Exercise →
What lines below contain the word "username"? Please pull each one out.

Collected data entries →

□ □ □

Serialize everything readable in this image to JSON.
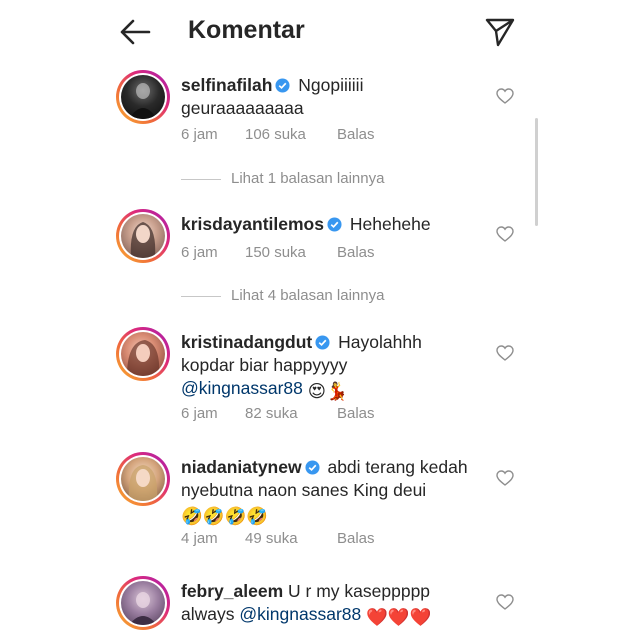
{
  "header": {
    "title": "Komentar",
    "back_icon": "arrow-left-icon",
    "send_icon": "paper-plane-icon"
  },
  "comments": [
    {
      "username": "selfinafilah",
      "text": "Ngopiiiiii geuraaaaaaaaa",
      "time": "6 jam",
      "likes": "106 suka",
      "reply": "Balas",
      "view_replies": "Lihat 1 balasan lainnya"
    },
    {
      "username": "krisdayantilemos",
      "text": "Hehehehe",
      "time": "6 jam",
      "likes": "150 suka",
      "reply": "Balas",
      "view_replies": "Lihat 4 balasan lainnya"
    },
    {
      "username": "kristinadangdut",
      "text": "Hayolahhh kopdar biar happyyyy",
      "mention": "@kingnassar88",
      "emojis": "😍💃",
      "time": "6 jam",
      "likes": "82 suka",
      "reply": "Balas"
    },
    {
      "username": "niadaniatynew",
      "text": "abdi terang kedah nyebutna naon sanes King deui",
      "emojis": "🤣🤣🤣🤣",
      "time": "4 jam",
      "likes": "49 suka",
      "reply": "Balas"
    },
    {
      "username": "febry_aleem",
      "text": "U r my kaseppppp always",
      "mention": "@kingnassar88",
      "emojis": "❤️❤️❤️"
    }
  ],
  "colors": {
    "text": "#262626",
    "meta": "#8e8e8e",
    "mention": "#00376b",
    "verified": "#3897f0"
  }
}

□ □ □

Answer for this exercise →
      "username": "selfinafilah",
      "username": "krisdayantilemos",
      "username": "kristinadangdut",
      "username": "niadaniatynew",
      "username": "febry_aleem",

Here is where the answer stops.